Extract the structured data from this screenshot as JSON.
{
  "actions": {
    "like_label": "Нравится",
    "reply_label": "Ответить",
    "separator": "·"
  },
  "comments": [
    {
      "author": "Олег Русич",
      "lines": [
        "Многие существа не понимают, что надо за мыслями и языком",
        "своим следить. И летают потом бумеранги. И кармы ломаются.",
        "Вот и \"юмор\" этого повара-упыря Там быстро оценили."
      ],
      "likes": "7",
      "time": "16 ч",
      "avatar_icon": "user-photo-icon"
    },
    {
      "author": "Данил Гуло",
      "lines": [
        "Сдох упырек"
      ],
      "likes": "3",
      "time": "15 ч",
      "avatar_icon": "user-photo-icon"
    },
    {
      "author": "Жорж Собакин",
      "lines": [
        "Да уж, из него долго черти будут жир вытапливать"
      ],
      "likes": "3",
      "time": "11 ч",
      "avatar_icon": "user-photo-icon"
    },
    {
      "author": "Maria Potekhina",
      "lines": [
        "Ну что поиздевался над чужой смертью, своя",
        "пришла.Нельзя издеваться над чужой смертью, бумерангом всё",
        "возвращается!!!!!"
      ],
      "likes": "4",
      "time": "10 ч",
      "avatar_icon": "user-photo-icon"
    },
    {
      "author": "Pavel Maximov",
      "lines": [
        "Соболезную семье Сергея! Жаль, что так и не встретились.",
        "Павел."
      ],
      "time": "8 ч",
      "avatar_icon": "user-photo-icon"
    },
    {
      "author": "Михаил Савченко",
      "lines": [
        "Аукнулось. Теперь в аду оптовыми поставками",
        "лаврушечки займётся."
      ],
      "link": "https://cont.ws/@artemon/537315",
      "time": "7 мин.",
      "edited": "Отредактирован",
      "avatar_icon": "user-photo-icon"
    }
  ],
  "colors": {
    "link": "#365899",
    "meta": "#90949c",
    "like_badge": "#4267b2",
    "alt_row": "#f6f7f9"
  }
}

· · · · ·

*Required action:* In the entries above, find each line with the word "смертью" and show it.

*Answer to the problem:*
        "Ну что поиздевался над чужой смертью, своя",
        "пришла.Нельзя издеваться над чужой смертью, бумерангом всё",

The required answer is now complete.